Statements as Evidence of State Practice for Custom Creation in International Investment Law - WAMR 2016 Vol. 10, No. 1
Patrick Dumberry, Ph.D. (Graduate Institute of International Studies, Geneva, Switzerland), Associate Professor, Faculty of Law (Civil Law Section), University of Ottawa, Canada. He practiced international arbitration for several years with law firms (in Geneva and Montreal), as well as with Canada’s Ministry of Foreign Affairs (Trade Law Bureau). He publishes in the fields of international law and international investment law. His publications can be found at this page: http://www.droitcivil.uottawa.ca/index.php?option=com_contact&view=contact&id=148:patrick&catid=18&Itemid=118&lang=fr.
Originally From World Arbitration and Mediation Review (WAMR)
One of the sources of international law listed in Article 38(1) of the Statute of the International Court of Justice (ICJ) is “international custom, as evidence of a general practice accepted as law.” Rules of customary international law are binding on all states. They gradually develop over time based on the uniform and consistent practice of a large number of representative states. For any customary rule to emerge, states must also have the conviction (or the belief) that such practice is required by law (opinio juris). This so-called “double requirement” has been consistently adopted by decisions of international courts and arbitral tribunals.

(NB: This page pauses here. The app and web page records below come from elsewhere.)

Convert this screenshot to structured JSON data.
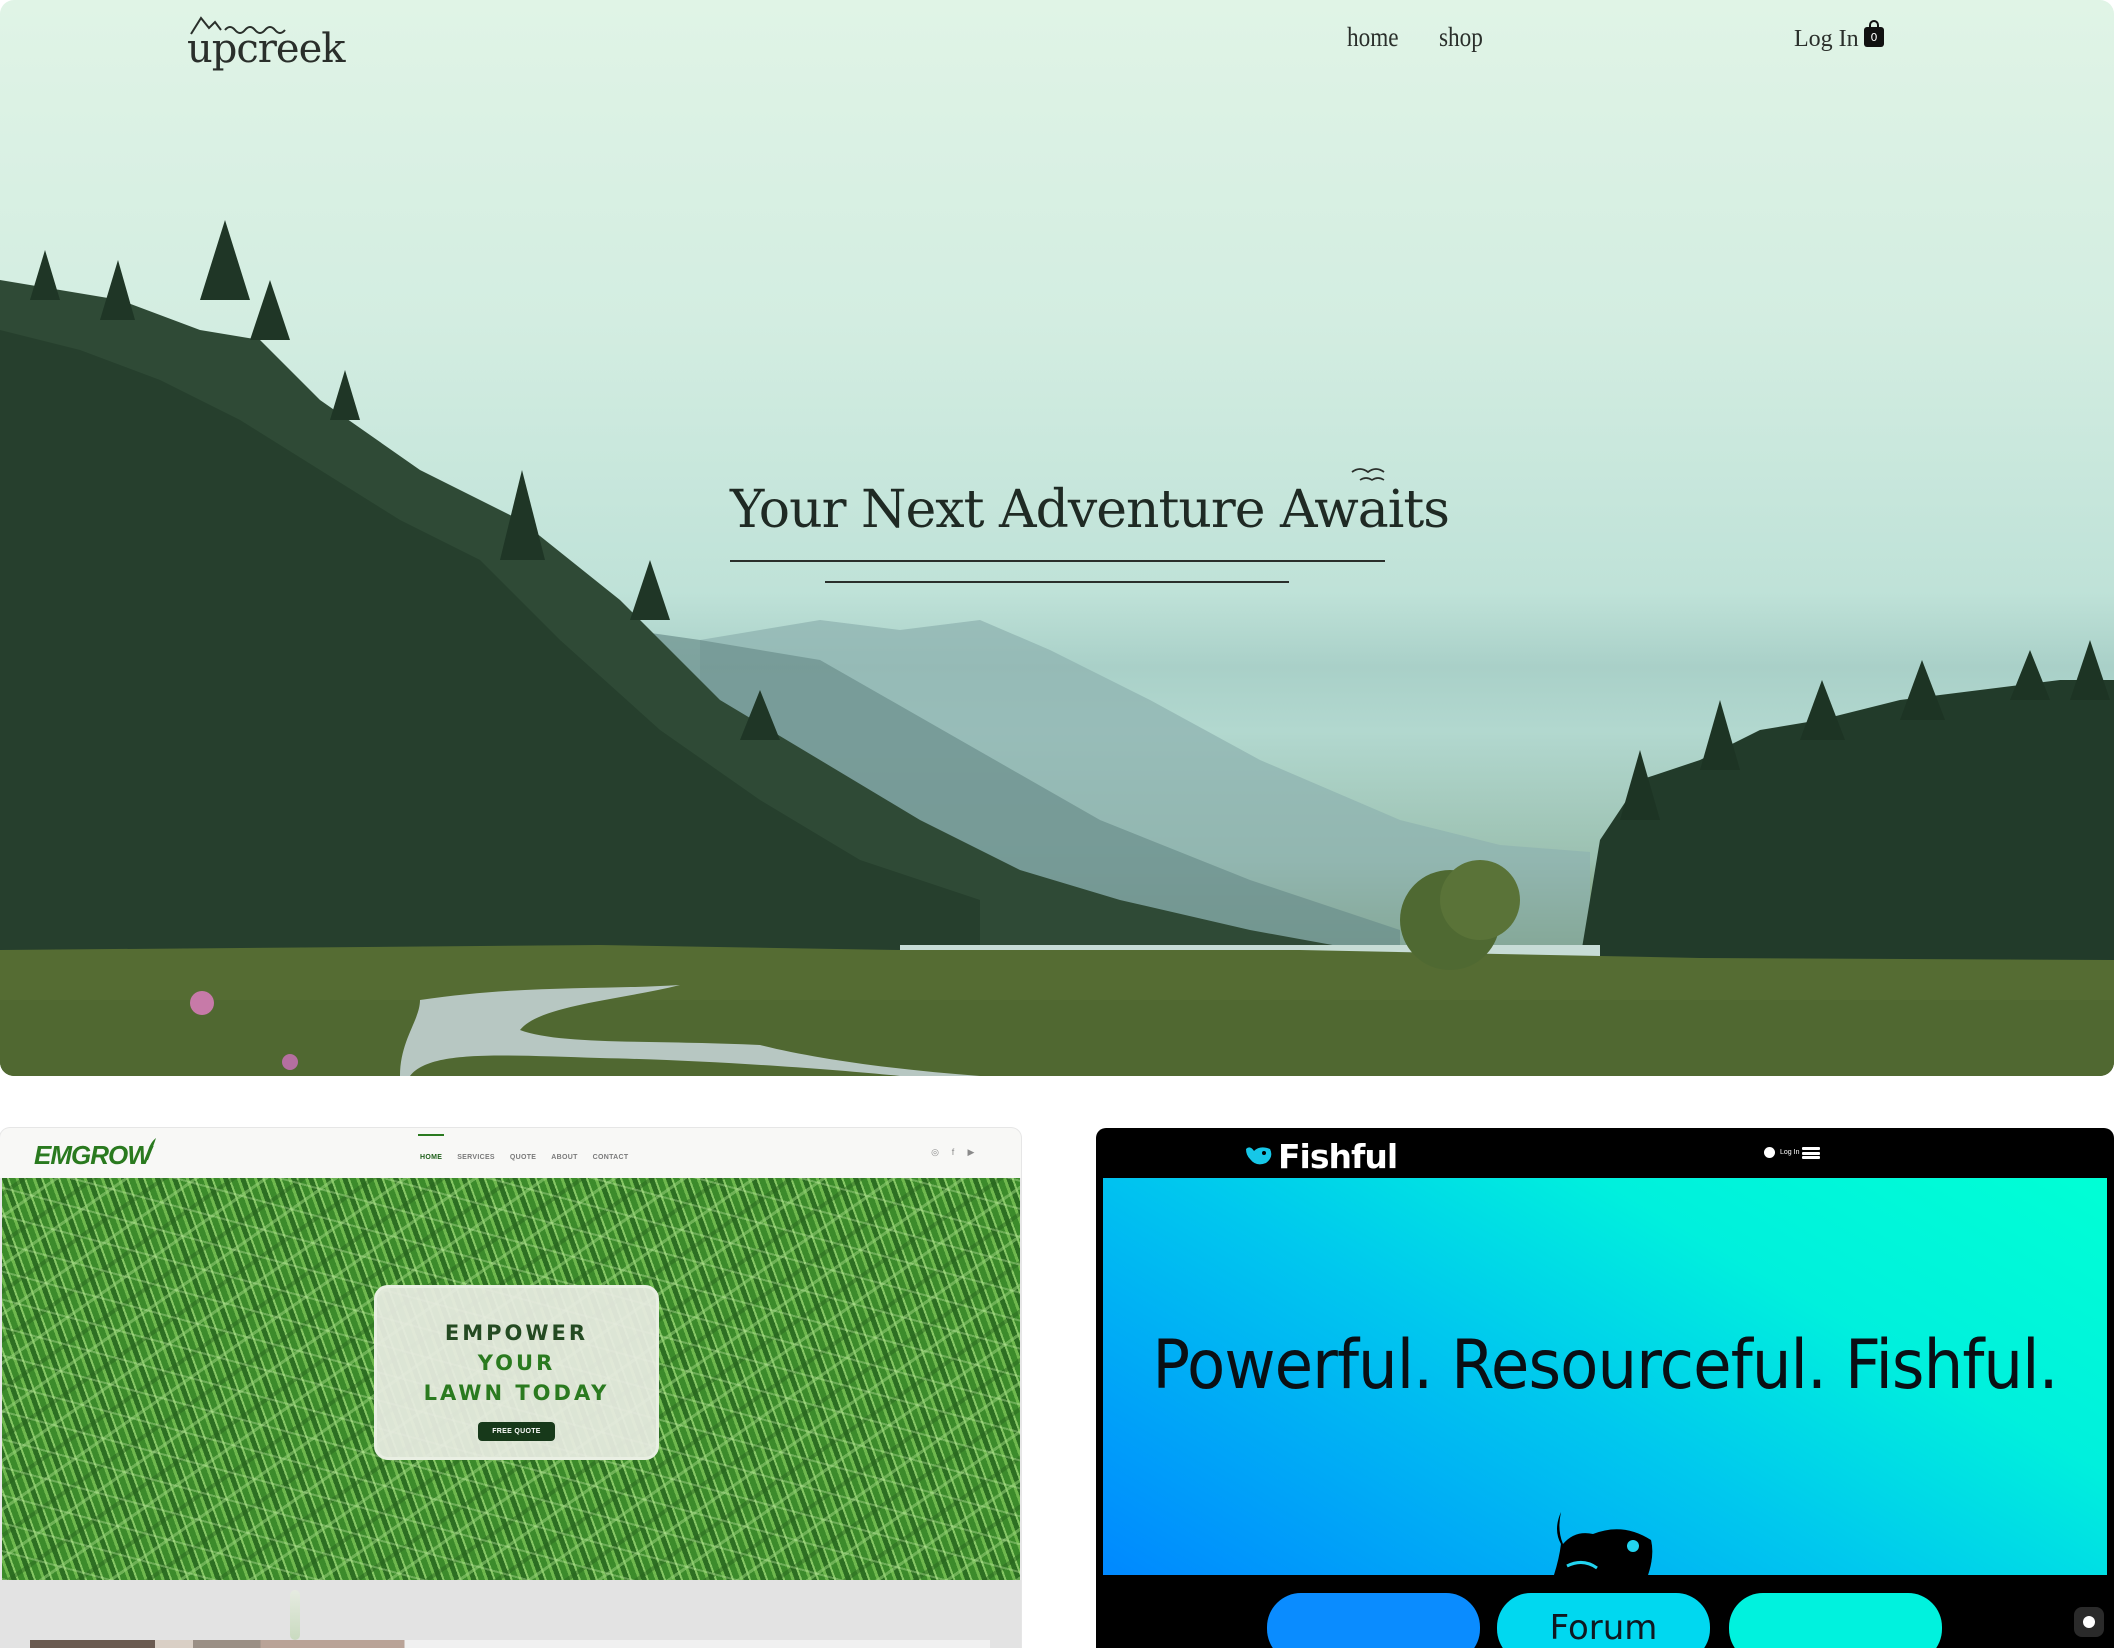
{
  "upcreek": {
    "logo_text": "upcreek",
    "nav": [
      "home",
      "shop"
    ],
    "login": "Log In",
    "cart_count": "0",
    "headline": "Your Next Adventure Awaits"
  },
  "emgrow": {
    "logo_text": "EMGROW",
    "nav": [
      "HOME",
      "SERVICES",
      "QUOTE",
      "ABOUT",
      "CONTACT"
    ],
    "social": [
      "instagram-icon",
      "facebook-icon",
      "youtube-icon"
    ],
    "card_title": [
      "EMPOWER",
      "YOUR",
      "LAWN TODAY"
    ],
    "cta": "FREE QUOTE"
  },
  "fishful": {
    "logo_text": "Fishful",
    "login": "Log In",
    "headline": "Powerful. Resourceful. Fishful.",
    "buttons": [
      "",
      "Forum",
      ""
    ]
  },
  "colors": {
    "upcreek_sky": "#d6efe0",
    "emgrow_green": "#2a7a1f",
    "emgrow_dark": "#17391a",
    "fishful_cyan": "#00f0dd",
    "fishful_blue": "#0088ff"
  }
}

This article is part of the author’s recent work on how customary rules are created and how they can be identified in the field of international investment law In this article, the author intends to focus on one specific element regarding the essential requirement of state practice. Apart from the actual conduct of states in international relations, other “manifestations” of practice include signing/ratifying international treaties (and subsequent practice in relation to these instruments), activities within international organizations, conduct of the executive, legislative, and judiciary branches of government, and statements by states. Scholars typically enumerate lists of the different elements of relevant state practice.